As of midnight last night, Tim Keller officially become Albuquerque’s new mayor, having won a hotly contested Nov. 14 runoff election in a landslide over City Councilor Dan Lewis.
With the city facing serious challenges – a rising crime rate chief among them – Keller will need to hit the ground running. That he already has in place an experienced transition team – including a strong presence from his staff at the state Auditor’s Office – is a positive sign.
Keller himself has said his No. 1 goal will be to attack the crime rate. Last year, Albuquerque had the highest per-capita rate of auto theft in the nation, with more than 10,000 vehicles stolen. And the metro area is a key contributor to New Mexico having the highest per capita property crime rate in the nation in 2016 and the second-highest per capita rate of violent crime.
On top of those disturbing statistics, this week, the city posted its highest number of homicides since 1996.
So Keller’s appointment of Oriana Sandoval, chief executive officer at the Center for Civic Policy, to a newly created position of “deputy city attorney” to focus on immigrant rights protection, refugee affairs, environmental justice and civil rights, is baffling.
In every recent poll, Albuquerqueans have overwhelmingly called crime the major concern facing the city – not refugees or environmental justice. It’s unfortunate that one of the new mayor’s very first hires bolsters concerns raised by his opponents – that he would focus on a national progressive agenda vs. addressing local concerns.

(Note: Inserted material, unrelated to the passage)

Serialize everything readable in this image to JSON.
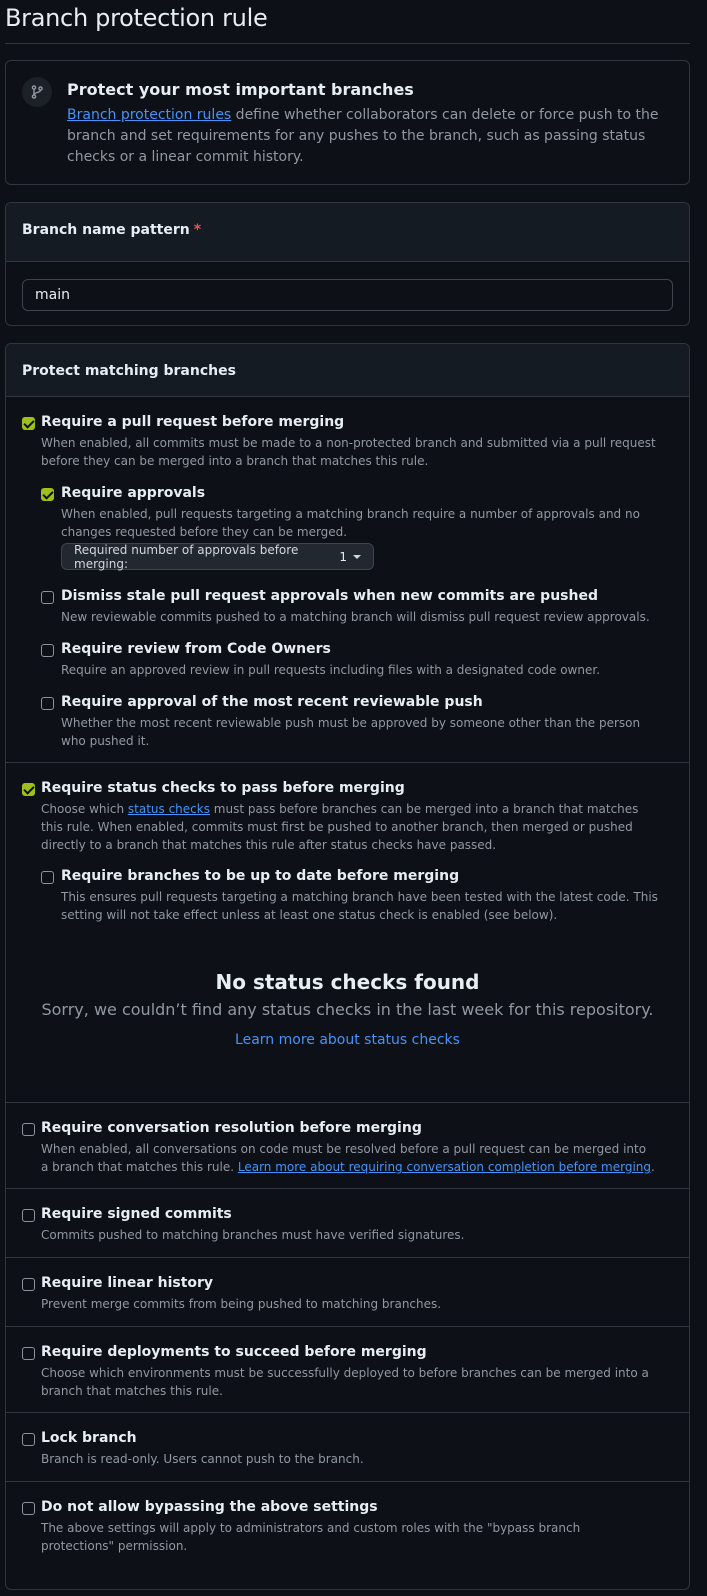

But Keller has earned a reputation for being able to pull divergent interests together for the common good. He outlined an ambitious crime-reduction plan during the hard-hitting mayoral campaign that relies on cooperation and coordination with police agencies, the courts, the DA’s Office and social services. He has already met with District Attorney Raúl Torrez and they have announced efforts to coordinate resources and work together.

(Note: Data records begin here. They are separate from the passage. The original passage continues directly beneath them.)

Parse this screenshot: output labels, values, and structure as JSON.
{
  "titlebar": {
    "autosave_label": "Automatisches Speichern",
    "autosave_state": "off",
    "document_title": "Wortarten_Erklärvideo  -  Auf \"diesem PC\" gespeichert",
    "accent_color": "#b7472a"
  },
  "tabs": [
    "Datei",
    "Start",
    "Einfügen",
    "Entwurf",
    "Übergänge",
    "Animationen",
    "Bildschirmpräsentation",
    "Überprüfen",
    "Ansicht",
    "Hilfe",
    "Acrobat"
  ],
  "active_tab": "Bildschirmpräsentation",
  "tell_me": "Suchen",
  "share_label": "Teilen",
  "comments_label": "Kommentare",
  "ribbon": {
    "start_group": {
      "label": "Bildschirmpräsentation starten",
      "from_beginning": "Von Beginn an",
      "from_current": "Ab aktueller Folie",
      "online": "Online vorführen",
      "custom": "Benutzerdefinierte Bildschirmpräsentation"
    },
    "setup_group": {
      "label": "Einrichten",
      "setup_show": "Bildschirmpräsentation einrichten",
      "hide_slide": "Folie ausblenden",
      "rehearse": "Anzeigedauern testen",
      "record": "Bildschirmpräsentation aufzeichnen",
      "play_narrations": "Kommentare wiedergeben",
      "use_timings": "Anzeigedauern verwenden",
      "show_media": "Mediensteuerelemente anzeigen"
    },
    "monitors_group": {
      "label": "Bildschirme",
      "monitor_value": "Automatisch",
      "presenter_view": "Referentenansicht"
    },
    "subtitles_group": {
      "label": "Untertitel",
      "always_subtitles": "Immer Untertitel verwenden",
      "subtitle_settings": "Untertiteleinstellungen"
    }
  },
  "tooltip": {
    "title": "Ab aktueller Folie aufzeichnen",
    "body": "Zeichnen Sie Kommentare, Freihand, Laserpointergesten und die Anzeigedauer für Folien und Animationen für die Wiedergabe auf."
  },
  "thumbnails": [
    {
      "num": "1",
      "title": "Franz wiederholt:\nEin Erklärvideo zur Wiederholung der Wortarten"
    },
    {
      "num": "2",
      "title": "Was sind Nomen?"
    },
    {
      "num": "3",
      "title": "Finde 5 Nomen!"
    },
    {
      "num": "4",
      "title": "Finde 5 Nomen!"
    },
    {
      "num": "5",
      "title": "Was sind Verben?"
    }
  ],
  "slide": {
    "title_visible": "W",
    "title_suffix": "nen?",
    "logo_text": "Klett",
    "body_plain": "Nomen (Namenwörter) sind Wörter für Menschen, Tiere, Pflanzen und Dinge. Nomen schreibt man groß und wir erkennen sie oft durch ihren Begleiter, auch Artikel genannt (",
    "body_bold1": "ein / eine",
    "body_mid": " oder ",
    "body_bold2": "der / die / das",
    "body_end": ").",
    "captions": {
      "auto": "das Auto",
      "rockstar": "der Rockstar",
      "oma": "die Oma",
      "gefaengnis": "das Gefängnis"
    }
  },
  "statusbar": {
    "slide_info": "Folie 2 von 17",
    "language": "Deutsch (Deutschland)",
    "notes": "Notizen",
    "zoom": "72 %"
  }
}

One of Keller’s biggest challenges will be putting enough qualified police officers on the street. Keller says he’ll be able to accomplish what his predecessor could not – grow and maintain the city’s roughly 850-officer department by at least 150. Critics question whether that new deputy city attorney position would have been more valuable as a position aimed at boosting officer-recruiting efforts.
Fortunately, Keller’s choice of Michael Geier as interim police chief is a strong one and is receiving high marks from many quarters, including the city’s police union.
Keller also has promised to focus resources on the city’s core Downtown area, provide after-school programs and improve the area’s job growth.
Welcome, Mayor Keller, to what promises to be a pivotal period for the Duke City.
This editorial first appeared in the Albuquerque Journal. It was written by members of the editorial board and is unsigned as it represents the opinion of the newspaper rather than the writers.